So then how shall we live in the knowledge that any injustice, no matter how small, we create only perpetuates the suffering of others? As a follower of the Way, I am commanded to serve all my fellow men, and to show them the love I show myself. This strikes right at the heart of the problem, by forcing us to place regard for the well being of others on the same level as we regard our own well being, we have to choose between being just or harming ourselves with sin.
But how can we know what being just looks like? It is often said ‘the Bible doesn’t speak on this or that topic.’ But is that really true? The Bible is very clear that God looks at the heart, not the exact actions. Jesus said in Matt. 5:28 “But I tell you that anyone who looks at a woman lustfully has already committed adultery with her in his heart.” (NIV) He was not speaking there only about adultery (he goes on to say hate is the same as murder), but rather that indulging in our unjust desires taints us with the sin. Even before we harm anyone else, we harm ourselves. Is there any question then that hitting someone with a club and taking their goods is stealing? Then likewise is there any question that emailing an old lady claiming to be a “Nigerian Prince” is stealing as well?
    We get so caught up in how great we are, we have instant communication, non perishable food, and shoes made by slave labour. We think that the old problems do not affect us anymore. But as Solomon wrote in Ecclesiastes (1:9 and many times after that) “What has been will be again, what has been done will be done again; there is nothing new under the sun.” (NIV) How can this be, unless he was speaking of our hearts? Yes, the tools change, and praise God for it, but the intentions of those who use the tools do not. Honestly, are we any better now that we use the internet to bring us lust, facebook to hide the suffering outside our door or a computer virus to steal money, than the Pharisees lusting after a servant girl, the rich ruler ignoring the beggar at his gate, or the thieves conspiring to rob the widow? I say not.
    But I say we can be. If we wake up each morning looking for the injustices we cause, eliminating them, work towards a state of being in which our actions do not harm anyone else. Is that standard actually obtainable? No, but if enough people began to eliminate the injustice in their lives, the culture would change. Studies have shown that when presented with peers doing small unjust acts, people are many times more likely to do larger unjust acts. So by changing our culture in small ways, we can stop larger injustices from happening. How can the world change, if we do not become that change?

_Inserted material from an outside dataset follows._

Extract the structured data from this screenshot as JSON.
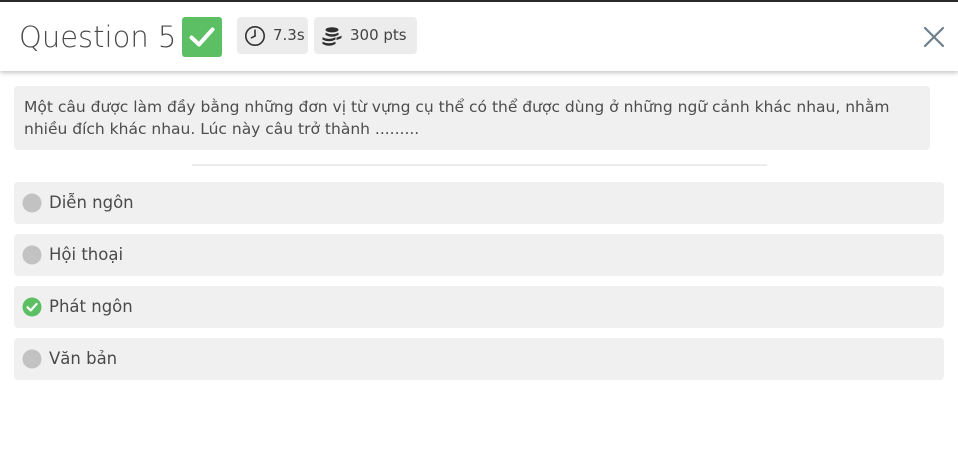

Robert W. T. Short, Sr. is a civil libertarian, and a veterans rights advocate, who served two tours in Iraq. He is a political consultant by choice, an accountant by trade and a chaplain for numerous groups by calling. Him, his wife and their three children, two dogs and five cats live in Lynchburg, Virginia. He can be reached on facebook and twitter at and @RobertShortSr, respectively.

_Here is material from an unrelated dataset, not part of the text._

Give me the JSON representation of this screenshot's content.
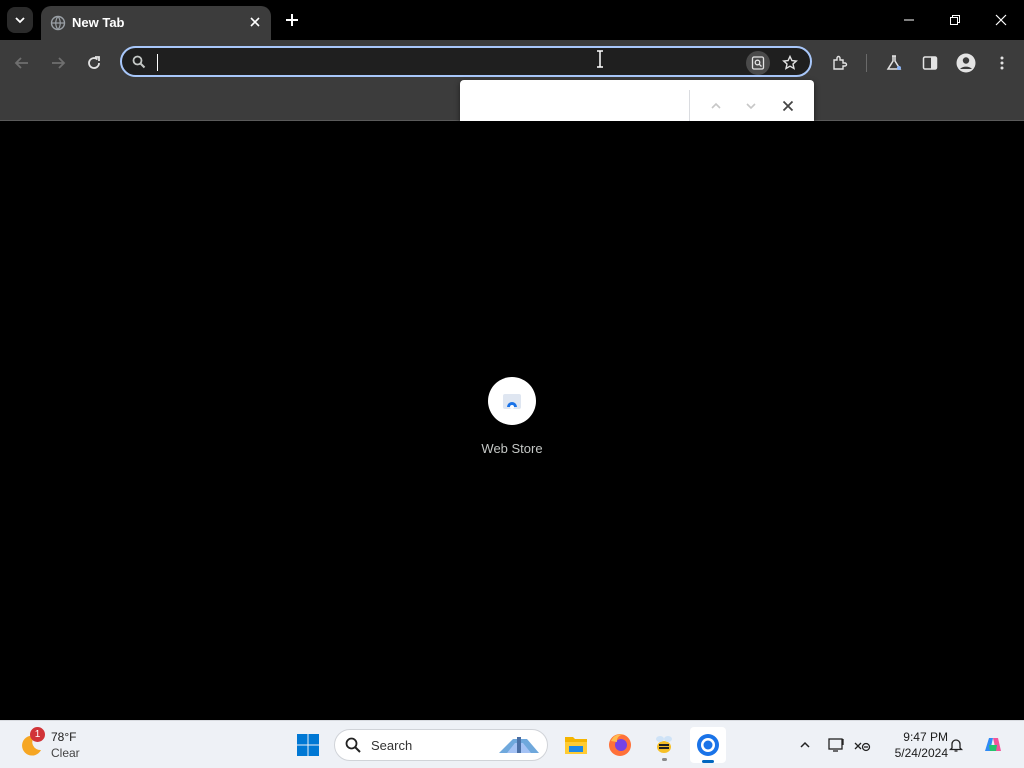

Monday, February 9, 2015

First Edition will be released on May 7, 2015

The Independence Rock Review 
will be released on May 7, 2015. 
"Concept of Justice"

Sunday, January 4, 2015